With the last performance approaching at the weekend, Susan was busy learning lines ahead of Monday’s first rehearsal for Philip’s play. “I’d have preferred a little break before starting the next thing but I’ve been working for long enough now, 42 years, to realise that, number one, it’s a job.
“I never assume I’m going to get another job.”
In fact, it turns out the longest she has ever gone without work is six months which doesn’t sound too bad. But Susan Penhaligon is an actress who oozes professionalism. She left drama college in London and went straight into repertory theatre in Worthing, playing Juliet in Romeo and Juliet.
Fame came through television and particularly Bouquet of Barbed Wire, the controversial ITV adaptation of the novel by Andrea Newman which deals with a dysfunctional family. Susan played student Prue Sorensen whose relationship with her father is key to the plot.
Later Susan played the sister of Judi Dench’s character in the popular sitcom A Fine Romance. But there were lots of TV appearances back then and Susan didn’t deny that another would be most welcome. “You always hope you’re going to get another good TV role,” she admitted.

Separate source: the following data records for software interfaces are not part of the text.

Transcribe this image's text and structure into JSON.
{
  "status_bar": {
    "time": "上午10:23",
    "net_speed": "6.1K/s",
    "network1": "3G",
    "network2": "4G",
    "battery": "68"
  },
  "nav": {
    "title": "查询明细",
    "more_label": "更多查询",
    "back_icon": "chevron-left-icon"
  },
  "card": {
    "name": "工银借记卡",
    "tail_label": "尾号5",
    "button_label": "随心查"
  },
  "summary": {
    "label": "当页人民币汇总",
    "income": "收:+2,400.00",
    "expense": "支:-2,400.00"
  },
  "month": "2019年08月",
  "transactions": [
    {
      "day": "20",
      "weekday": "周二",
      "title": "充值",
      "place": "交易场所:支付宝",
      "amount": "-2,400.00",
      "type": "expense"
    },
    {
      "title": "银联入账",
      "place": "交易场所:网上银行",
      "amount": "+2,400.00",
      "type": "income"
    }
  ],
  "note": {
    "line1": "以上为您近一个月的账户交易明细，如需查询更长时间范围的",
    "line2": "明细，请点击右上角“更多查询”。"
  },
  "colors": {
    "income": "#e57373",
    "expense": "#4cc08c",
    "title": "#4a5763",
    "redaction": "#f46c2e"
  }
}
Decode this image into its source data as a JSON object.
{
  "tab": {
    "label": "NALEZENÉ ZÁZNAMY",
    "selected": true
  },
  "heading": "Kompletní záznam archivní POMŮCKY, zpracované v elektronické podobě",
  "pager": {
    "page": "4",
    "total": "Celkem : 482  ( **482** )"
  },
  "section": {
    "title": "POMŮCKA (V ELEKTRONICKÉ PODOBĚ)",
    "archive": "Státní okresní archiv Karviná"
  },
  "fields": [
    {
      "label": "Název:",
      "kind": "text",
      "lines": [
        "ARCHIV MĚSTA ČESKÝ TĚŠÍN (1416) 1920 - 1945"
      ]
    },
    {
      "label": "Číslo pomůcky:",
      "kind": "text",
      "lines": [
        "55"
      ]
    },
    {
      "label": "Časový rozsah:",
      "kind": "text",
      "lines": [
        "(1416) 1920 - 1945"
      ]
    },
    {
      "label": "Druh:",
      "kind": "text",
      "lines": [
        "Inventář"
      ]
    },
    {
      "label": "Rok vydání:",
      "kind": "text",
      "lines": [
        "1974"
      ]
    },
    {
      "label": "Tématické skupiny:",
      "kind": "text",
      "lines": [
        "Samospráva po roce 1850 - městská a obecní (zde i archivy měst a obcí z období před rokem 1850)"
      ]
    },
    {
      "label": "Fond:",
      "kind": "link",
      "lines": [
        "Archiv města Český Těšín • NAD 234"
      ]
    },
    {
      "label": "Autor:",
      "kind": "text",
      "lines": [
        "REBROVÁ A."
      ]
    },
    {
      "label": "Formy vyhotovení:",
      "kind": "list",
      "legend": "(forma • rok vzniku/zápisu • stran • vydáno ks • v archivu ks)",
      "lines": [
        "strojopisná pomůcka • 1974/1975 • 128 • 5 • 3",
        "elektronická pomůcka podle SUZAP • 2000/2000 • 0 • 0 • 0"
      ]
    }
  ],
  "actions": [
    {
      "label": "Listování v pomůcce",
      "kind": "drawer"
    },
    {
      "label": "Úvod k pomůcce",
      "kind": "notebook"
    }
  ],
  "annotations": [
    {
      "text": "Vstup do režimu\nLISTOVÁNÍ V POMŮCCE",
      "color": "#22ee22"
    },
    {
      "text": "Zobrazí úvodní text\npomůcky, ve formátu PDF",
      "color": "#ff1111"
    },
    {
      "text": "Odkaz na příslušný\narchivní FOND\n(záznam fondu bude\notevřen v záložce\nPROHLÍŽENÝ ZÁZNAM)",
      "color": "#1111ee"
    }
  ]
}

“If you are not on the TV all the time people think you’re dead. You have to be on TV for people to notice you but I do believe you have your moment in the sun and after that you work. I had quite a long moment in the sun because I had a lot of TV for about 15 years.”
Now, as we chatted, she was preparing to sit down and learn her lines for the next play. “There’s no secret to it,” she said. “You just have to drum them in.”
It may not be TV but Keeping Up With the Joans sounds, on the face of it, like a convivial job. Philip, Susan declared, “is a very close friend of mine from when I worked at West Yorkshire Playhouse. I actually stayed with him in Leeds. He was working for Yorkshire Television and was thinking about writing full time. I encouraged him.
“He has done remarkably well since then, winning a Fringe First.
“I’m a great fan of Philip’s writing, whatever form it comes in. I always see something good in it and the nature of the theatre is that a play will evolve. It can evolve even in reharsal.
“This play is much changed since it was first performed. We had a reading of it last year at the Greenwich Theatre and it went down very well.”
Keeping Up With the Joans reunites Susan with Katy Manning who once played Doctor Who’s assistant, Jo Grant. “We were at drama school together in the late 1960s but I haven’t seen her since those days,” Susan told me. “She went to live in Australia.”
The play, a three-hander which also includes Arron Usher as care worker Gary, runs at the Customs House from Thursday until Saturday with a matinee on Saturday. For tickets tel. 0191 454 1234 or visit www.customshouse.co.uk